GOP leadership has not communicated to its members how it would handle a standalone vote on infrastructure, according to multiple sources. They say they are waiting to see how Pelosi and Democrats move forward.
And the number of GOP votes for the infrastructure bill may yet climb higher by the time it comes to the House floor. Rep. Dusty Johnson (R-S.D.) told Fox News on Monday that “between 50 and 100 Republican votes” could materialize if the Senate-passed legislation were decoupled from the party-line bill.
Another moderate Republican agreed that the numbers could climb higher, saying building trades, the Chamber of Commerce, and the Business Roundtable are believed to be urging lawmakers to vote yes.
“We’re working hard against the $5 trillion package. Now, ultimately how Pelosi brings it to the floor — they haven’t even made the decision — but we’re against that big spending package that will increase inflation and raise taxes,” said House Minority Whip Steve Scalise (R-La.).

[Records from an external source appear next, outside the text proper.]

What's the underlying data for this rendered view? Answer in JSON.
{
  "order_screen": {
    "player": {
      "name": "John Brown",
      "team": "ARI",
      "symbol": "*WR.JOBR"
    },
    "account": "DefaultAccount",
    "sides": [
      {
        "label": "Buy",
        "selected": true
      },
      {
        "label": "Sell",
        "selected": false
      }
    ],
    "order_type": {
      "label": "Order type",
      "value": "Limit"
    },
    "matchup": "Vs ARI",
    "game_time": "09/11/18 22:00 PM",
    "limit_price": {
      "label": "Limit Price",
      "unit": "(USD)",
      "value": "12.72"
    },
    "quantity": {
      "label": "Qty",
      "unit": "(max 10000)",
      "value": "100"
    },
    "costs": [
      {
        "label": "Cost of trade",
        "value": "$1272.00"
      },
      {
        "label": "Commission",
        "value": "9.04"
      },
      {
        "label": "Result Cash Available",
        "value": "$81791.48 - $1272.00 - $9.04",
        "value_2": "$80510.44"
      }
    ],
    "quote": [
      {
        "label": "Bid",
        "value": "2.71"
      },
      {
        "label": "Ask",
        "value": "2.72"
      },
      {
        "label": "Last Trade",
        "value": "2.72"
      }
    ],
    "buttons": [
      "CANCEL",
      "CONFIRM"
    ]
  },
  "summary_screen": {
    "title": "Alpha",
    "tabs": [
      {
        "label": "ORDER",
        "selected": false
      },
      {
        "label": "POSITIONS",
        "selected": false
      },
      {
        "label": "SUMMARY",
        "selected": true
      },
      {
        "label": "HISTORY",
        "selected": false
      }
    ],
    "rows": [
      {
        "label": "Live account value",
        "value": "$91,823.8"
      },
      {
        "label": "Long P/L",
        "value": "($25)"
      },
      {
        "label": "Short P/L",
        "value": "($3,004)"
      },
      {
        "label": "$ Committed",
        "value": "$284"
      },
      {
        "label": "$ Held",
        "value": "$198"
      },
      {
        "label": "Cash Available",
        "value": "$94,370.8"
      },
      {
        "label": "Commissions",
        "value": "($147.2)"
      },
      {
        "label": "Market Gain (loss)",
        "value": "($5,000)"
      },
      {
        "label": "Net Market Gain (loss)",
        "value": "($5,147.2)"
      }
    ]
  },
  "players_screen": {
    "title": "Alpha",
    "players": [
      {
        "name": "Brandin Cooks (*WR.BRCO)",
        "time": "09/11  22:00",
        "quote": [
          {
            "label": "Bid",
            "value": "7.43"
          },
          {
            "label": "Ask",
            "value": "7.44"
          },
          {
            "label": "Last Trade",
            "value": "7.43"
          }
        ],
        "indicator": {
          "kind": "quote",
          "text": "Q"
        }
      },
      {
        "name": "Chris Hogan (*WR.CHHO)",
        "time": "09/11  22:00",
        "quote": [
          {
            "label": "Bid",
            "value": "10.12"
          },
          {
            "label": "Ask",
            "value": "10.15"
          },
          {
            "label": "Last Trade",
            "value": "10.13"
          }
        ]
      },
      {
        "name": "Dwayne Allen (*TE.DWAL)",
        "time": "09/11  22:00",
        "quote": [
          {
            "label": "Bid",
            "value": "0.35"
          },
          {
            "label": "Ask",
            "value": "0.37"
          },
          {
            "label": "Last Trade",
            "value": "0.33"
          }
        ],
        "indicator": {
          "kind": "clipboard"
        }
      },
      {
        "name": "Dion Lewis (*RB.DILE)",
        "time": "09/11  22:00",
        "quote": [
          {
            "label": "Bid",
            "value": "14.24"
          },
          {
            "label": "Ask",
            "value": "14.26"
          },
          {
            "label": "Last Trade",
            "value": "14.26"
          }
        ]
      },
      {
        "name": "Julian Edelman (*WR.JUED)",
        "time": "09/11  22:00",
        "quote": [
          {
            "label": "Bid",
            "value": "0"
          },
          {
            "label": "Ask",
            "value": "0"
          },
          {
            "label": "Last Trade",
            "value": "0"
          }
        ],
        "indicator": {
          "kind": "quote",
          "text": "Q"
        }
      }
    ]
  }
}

Some members on the conference’s right flank say they hope leadership does formally oppose the bipartisan legislation, even if it is separate from the reconciliation bill.
“I don’t know what they’re gonna do,” said Ohio Rep. Jim Jordan, the top Republican on the House Judiciary Committee, who added that he hopes leaders whip a no vote. “We’re all against it.”
Some Republicans are even targeting moderate Republicans with their messaging. Rep. Marjorie Taylor Greene (R-Ga.) is actively threatening to financially help primary challengers to Republicans who vote to support the infrastructure bill. In addition to pushing her position on social media and TV hits — which has reportedly led to a spike in her donations — Greene has also texted a private group text chain for the freshman GOP class to notify her colleagues about her intentions.
Some fellow Republicans, disgruntled by Greene’s move, are privately grumbling that she’s lost sight of their foremost priority: winning back the House next year.
Greene, who said the fundraising from her primary promise has been “amazing,” disputed any claim that she is hurting her party’s efforts to retake the majority by holding on in more purple districts than her own.
“We have to have the right Republicans,” she said.